Dataset entries:
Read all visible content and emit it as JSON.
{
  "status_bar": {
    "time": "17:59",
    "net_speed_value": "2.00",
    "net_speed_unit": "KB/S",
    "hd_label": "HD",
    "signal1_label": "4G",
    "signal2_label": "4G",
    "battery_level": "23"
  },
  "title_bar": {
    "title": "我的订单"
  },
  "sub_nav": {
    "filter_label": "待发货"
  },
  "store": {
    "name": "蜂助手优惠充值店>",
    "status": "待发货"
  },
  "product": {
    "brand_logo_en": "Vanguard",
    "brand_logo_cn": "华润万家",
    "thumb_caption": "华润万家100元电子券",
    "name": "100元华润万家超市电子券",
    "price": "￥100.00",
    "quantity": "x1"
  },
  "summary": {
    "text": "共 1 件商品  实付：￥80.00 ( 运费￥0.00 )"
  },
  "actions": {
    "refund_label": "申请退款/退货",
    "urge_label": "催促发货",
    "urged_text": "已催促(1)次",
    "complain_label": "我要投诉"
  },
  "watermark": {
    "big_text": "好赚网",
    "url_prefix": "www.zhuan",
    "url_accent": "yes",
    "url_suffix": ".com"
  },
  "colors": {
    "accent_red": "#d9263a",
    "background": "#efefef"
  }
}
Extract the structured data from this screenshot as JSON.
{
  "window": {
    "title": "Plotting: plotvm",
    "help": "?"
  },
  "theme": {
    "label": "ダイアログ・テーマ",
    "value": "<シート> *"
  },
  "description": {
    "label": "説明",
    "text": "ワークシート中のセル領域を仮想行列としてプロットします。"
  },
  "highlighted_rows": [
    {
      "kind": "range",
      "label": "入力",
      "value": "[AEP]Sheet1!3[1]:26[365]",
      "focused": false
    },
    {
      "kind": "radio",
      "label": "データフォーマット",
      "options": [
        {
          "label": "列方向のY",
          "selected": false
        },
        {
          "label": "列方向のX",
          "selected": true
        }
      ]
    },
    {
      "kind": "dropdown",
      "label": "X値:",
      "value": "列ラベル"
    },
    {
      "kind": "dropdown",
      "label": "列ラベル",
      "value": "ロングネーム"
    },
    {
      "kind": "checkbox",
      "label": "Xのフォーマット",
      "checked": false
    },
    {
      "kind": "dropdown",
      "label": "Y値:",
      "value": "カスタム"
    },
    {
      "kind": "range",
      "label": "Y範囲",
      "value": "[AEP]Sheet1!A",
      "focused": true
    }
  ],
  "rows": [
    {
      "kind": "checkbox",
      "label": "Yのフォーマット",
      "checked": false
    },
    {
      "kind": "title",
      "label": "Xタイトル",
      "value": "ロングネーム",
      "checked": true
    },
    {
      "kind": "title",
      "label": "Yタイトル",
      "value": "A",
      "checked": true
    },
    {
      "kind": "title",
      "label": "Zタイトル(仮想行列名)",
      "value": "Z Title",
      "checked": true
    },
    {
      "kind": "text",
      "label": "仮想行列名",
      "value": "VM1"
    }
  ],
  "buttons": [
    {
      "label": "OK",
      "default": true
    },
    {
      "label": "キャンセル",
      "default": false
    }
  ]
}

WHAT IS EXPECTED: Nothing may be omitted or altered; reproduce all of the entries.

SOLUTION FOR THIS PROBLEM:
Read all visible content and emit it as JSON.
{
  "status_bar": {
    "time": "17:59",
    "net_speed_value": "2.00",
    "net_speed_unit": "KB/S",
    "hd_label": "HD",
    "signal1_label": "4G",
    "signal2_label": "4G",
    "battery_level": "23"
  },
  "title_bar": {
    "title": "我的订单"
  },
  "sub_nav": {
    "filter_label": "待发货"
  },
  "store": {
    "name": "蜂助手优惠充值店>",
    "status": "待发货"
  },
  "product": {
    "brand_logo_en": "Vanguard",
    "brand_logo_cn": "华润万家",
    "thumb_caption": "华润万家100元电子券",
    "name": "100元华润万家超市电子券",
    "price": "￥100.00",
    "quantity": "x1"
  },
  "summary": {
    "text": "共 1 件商品  实付：￥80.00 ( 运费￥0.00 )"
  },
  "actions": {
    "refund_label": "申请退款/退货",
    "urge_label": "催促发货",
    "urged_text": "已催促(1)次",
    "complain_label": "我要投诉"
  },
  "watermark": {
    "big_text": "好赚网",
    "url_prefix": "www.zhuan",
    "url_accent": "yes",
    "url_suffix": ".com"
  },
  "colors": {
    "accent_red": "#d9263a",
    "background": "#efefef"
  }
}
Extract the structured data from this screenshot as JSON.
{
  "window": {
    "title": "Plotting: plotvm",
    "help": "?"
  },
  "theme": {
    "label": "ダイアログ・テーマ",
    "value": "<シート> *"
  },
  "description": {
    "label": "説明",
    "text": "ワークシート中のセル領域を仮想行列としてプロットします。"
  },
  "highlighted_rows": [
    {
      "kind": "range",
      "label": "入力",
      "value": "[AEP]Sheet1!3[1]:26[365]",
      "focused": false
    },
    {
      "kind": "radio",
      "label": "データフォーマット",
      "options": [
        {
          "label": "列方向のY",
          "selected": false
        },
        {
          "label": "列方向のX",
          "selected": true
        }
      ]
    },
    {
      "kind": "dropdown",
      "label": "X値:",
      "value": "列ラベル"
    },
    {
      "kind": "dropdown",
      "label": "列ラベル",
      "value": "ロングネーム"
    },
    {
      "kind": "checkbox",
      "label": "Xのフォーマット",
      "checked": false
    },
    {
      "kind": "dropdown",
      "label": "Y値:",
      "value": "カスタム"
    },
    {
      "kind": "range",
      "label": "Y範囲",
      "value": "[AEP]Sheet1!A",
      "focused": true
    }
  ],
  "rows": [
    {
      "kind": "checkbox",
      "label": "Yのフォーマット",
      "checked": false
    },
    {
      "kind": "title",
      "label": "Xタイトル",
      "value": "ロングネーム",
      "checked": true
    },
    {
      "kind": "title",
      "label": "Yタイトル",
      "value": "A",
      "checked": true
    },
    {
      "kind": "title",
      "label": "Zタイトル(仮想行列名)",
      "value": "Z Title",
      "checked": true
    },
    {
      "kind": "text",
      "label": "仮想行列名",
      "value": "VM1"
    }
  ],
  "buttons": [
    {
      "label": "OK",
      "default": true
    },
    {
      "label": "キャンセル",
      "default": false
    }
  ]
}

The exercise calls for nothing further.